Meanwhile, the Deputy Commissioner of the Dhaka district told the media that his office rejected the application of Mahmudur Rahman regarding the replacement of the publisher. This came following an objection from the Department of Special Branch (DSB), which recommended, on Tuesday, not granting Mahmudur permission to be the publisher of the newspaper. Accordingly, he cancelled the declaration of the Daily Amar Desh on the same evening as soon as he got the opinion from the DSB.

The Information Minister of Bangladesh Mr. Abul Kalam Azad told the country’s parliament that the closure and cancellation of declaration of the Daily Amar Desh was not a decision of the government, rather it was the action of the office of the Deputy Commissioner of Dhaka.

The process applied by the Government of Bangladesh in this case shows an extreme arbitrariness. This includes the sealing off of the newspaper and its printing presses; the hurried cancellation of the declaration after the alleged arbitrary detention of Mr. Hashmat Ali; the forced signatures on prepared draft statements; the complaints, arrest and detention of Mahmudur Rahman. These actions do not comply with the State’s obligation to promote and protect freedom of expression. The Information Minister gives the impression that the office of the Deputy Commissioner of Dhaka is alienated from the government itself. This is laughable. The authorities have failed to ensure credibility of the process. And they have not yet clarified whether they will take appropriate action against the responsible officials should anything have happened beyond the government’s own policy of promoting freedom of expression.

The Asian Human Rights Commission (AHRC) has observed that the cancellation of the declaration of the Daily Amar Desh is not an isolated incident in Bangladesh. It is an observable trend that has happened as a continuous process in the closing of two private television channels, the blocking of Face Book in the country without any reasonable grounds. Rather the government has been suppressing the media in fear of criticism of its own actions that threaten the democratic process and the upholding of the rule of law in Bangladesh.

The AHRC urges the Bangladeshi authorities to restore the publications of the various closed or blockaded media, including the newspaper, television channels and the Face Book. They must release the detained media workers immediately, withdrawing the fabricated cases against them and follow up with a credible investigation. Government must ensure that the detained persons are protected from torture and any other ill-treatment at the hands of law-enforcing agents and security forces. The country’s civil society organizations should increase pressure on the government to stop its repressive actions against newspapers and television.

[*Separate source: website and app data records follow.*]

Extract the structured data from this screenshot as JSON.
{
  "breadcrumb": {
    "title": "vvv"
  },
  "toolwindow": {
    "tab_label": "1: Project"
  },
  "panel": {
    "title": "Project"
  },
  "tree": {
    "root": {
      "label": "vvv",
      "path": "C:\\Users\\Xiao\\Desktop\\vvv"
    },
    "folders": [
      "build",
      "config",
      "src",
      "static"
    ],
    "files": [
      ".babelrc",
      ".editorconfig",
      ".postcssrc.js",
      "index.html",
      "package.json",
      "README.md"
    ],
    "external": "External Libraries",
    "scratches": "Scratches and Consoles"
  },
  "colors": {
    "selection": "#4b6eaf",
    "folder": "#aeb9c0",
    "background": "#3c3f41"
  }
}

The international community, including the UN Human Rights Council of which Bangladesh is a member, should assess Bangladesh on the basis of the Governments’ actions including the attacks on the journalists and the media. An intervention should be forthcoming by the UN Special Rapporteur on Freedom of Expression and Opinion in the situation of Bangladesh. Ongoing, arbitrary closure of the print and electronic media and subsequent attacks and harassment of professionals dedicated to the freedom of opinion and expression should not be tolerated.

Document Type : Statement
Document ID : AHRC-STM-091-2010
Countries : Bangladesh,
Issues : Freedom of expression,